In a tone and directness that was decidedly out of character for the notoriously confrontation-averse European Union political establishment, Tusk excoriated Trump for his overtly divisive and belligerent attitude towards the US’ traditional allies and his repeated praise for some of the world’s worst autocrats, including Russian President Vladimir Putin and North Korea’s Kim Jong-un.

“I would like to address President Trump directly, who for a long time now has been criticising Europe almost daily for, in his view, insufficient contributions to the common defence capabilities, and for living off the US,” said a stern Tusk in a strongly worded address. “Dear President Trump: America does not have, and will not have a better ally than Europe,” Tusk added. “Money is important, but genuine solidarity is even more important.”

Tusk particularly addressed Trump’s constant criticisms of the NATO military alliance, which the former has often referred to as “obsolete”.

In his address, Tusk outlined the ways in which the European Union has stood by the US closest ally, including after the 9/11 terror attacks and noted that Europeans spend as much on defence as China, which can field the third-largest military in the world,  and nearly three times as much as Russia, the world’s second-largest military in terms of personnel and the largest nuclear-armed country on Earth.

“Europe was first to respond on a large scale when the US was attacked and called for solidarity after 9/11. European soldiers have been fighting shoulder-to-shoulder with American soldiers in Afghanistan, as 870 Europeans have lost their lives,” before adding, “Dear Mr President, please remember about this tomorrow, when we meet at the NATO summit, but above all when you meet president Putin in Helsinki. It is always worth knowing: who is your strategic friend? And who is your strategic problem?”

The European Union’s overall defence expenditures, which includes five of the 15 largest military forces in the world – France, Italy, the UK, Germany, and Poland. The EU’s collective military budget for 2016 stood at €185 billion, which equalled China’s over the same period and dwarfed Russia’s defence spending of €72 billion at a time when Moscow is actively flexing its military muscles in Ukraine and Syria.

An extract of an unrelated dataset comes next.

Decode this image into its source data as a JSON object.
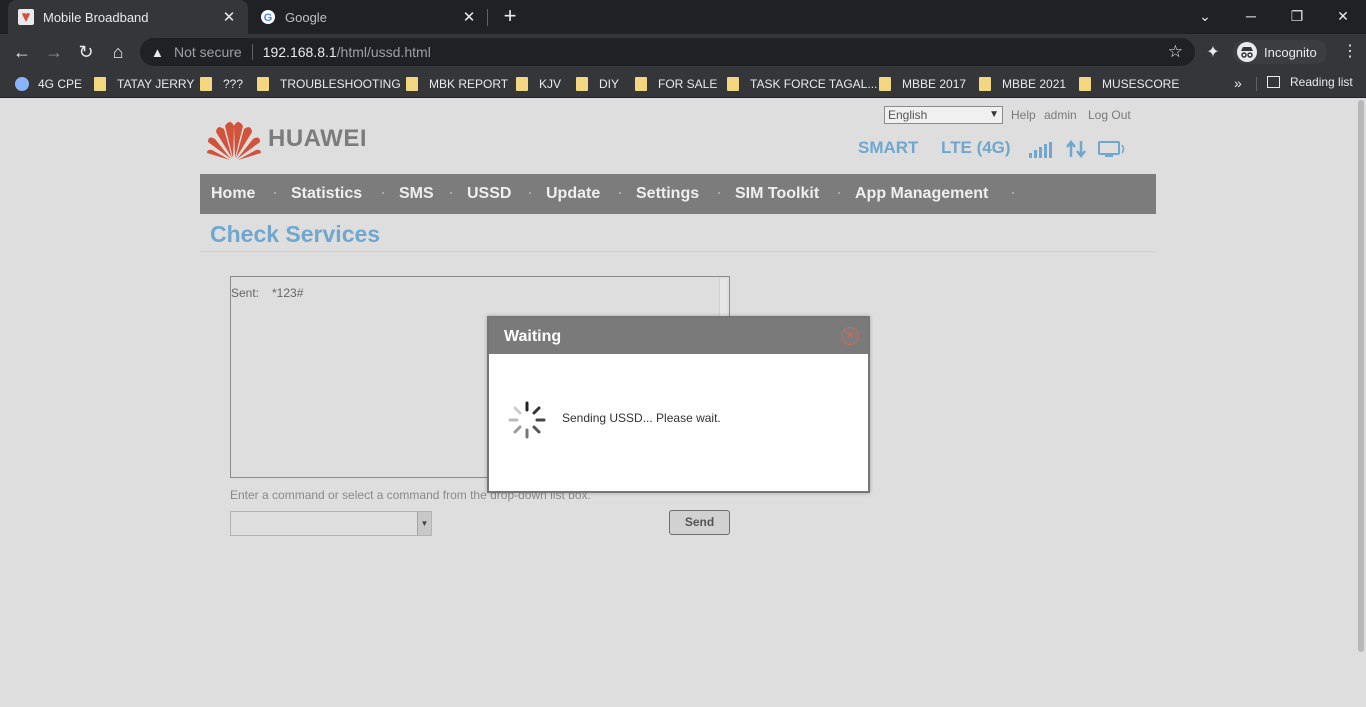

As for the EU-NATO declaration, Tusk said that this move brings the cooperation between the European Union and NATO to the next level in crucially important areas. The agreement includes improving the military mobility of troops and equipment, common preparedness for cyber and hybrid attacks, fighting terrorism and stopping migrant smugglers in the Mediterranean. “The fullest possible involvement in our activities of EU member states that are not NATO members will be encouraged and facilitated in an all-inclusive, non-discriminatory manner, without any artificial obstacles,‘ said Tusk.

Prior to leaving for the summit, Trump took to his preferred medium of communicating his personal opinion on issues that are vital to foreign and domestic policy, saying in a Tweet: “Getting ready to leave for Europe. First meeting – NATO. The U.S. is spending many times more than any other country in order to protect them. Not fair to the U.S. taxpayer. On top of that, we lose $151 Billion on Trade (sic) with the European Union. Charge us big Tariffs (& Barriers)!”

His references to trade and the US’ contribution to NATO have drawn heavy criticism for Trump’s attempt to tie the collective role of NATO – which served as the security framework against a potential threat from the Soviet Union towards the West during the Cold War – with bi- or multilateral trade agreements.

Since becoming president nearly 18 months ago, Trump had shown a woeful lack of understanding about how the NATO alliance works. He has regularly suggested that the US “provides protection” for the other NATO Member States and is regularly “ripped off” by the alliance. A year and a half into his presidency and Trump has not made a single reference to and has shown no knowledge of the founding premise of the alliance, which is collective defence.

Under the NATO charter, all of the 29 members provide mutual protection for one another and all member states contribute to NATO’s overall budget based on their national income, meaning the US’ contribution to NATO is proportional at just over 22% of the overall alliance budget.

Europe plays host to several key NATO air, land and sea bases as well as hosts the alliance’s missile defence shield, and is home to NATO’s headquarters in Brussels. The alliance’s combined military spending accounts for 70% of the global total.

Before departing for Brussels, Trump told reporters that his meeting with Putin, a man who has openly called for the destruction of NATO and who has violated international law by invading and illegally annexing a part of neighbouring Ukraine, the first such act on the European continent since the early years of World War II, “could be the easiest” meeting of his upcoming trip.

“So I have NATO, I have the UK which is in somewhat turmoil, and I have Putin. Frankly, Putin may be the easiest of them all. Who would think! (sic) Who would think. (sic) But the UK certainly has a lot of things going on.”

Many European leaders are deeply concerned that Putin, a skilled geo-political operator, will take advantage of Trump’s personal disdain and lack of knowledge about international affairs and cater to his go-it-alone isolationism by encouraging him to not stand by the US’ key EU allies.